__ABOUT THIS TASK__
Copy the entries character for character.

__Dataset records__
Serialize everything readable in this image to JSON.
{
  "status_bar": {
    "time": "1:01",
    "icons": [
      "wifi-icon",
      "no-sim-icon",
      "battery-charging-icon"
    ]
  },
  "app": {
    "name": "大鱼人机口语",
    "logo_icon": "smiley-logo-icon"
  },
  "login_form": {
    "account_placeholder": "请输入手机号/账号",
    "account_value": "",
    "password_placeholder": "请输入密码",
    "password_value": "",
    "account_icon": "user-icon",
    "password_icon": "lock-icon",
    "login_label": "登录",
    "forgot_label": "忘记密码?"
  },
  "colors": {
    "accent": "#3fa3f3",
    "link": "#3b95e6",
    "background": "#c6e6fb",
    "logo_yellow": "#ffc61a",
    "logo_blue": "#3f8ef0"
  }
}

__ANSWER FOR THIS EXERCISE__
Serialize everything readable in this image to JSON.
{
  "status_bar": {
    "time": "1:01",
    "icons": [
      "wifi-icon",
      "no-sim-icon",
      "battery-charging-icon"
    ]
  },
  "app": {
    "name": "大鱼人机口语",
    "logo_icon": "smiley-logo-icon"
  },
  "login_form": {
    "account_placeholder": "请输入手机号/账号",
    "account_value": "",
    "password_placeholder": "请输入密码",
    "password_value": "",
    "account_icon": "user-icon",
    "password_icon": "lock-icon",
    "login_label": "登录",
    "forgot_label": "忘记密码?"
  },
  "colors": {
    "accent": "#3fa3f3",
    "link": "#3b95e6",
    "background": "#c6e6fb",
    "logo_yellow": "#ffc61a",
    "logo_blue": "#3f8ef0"
  }
}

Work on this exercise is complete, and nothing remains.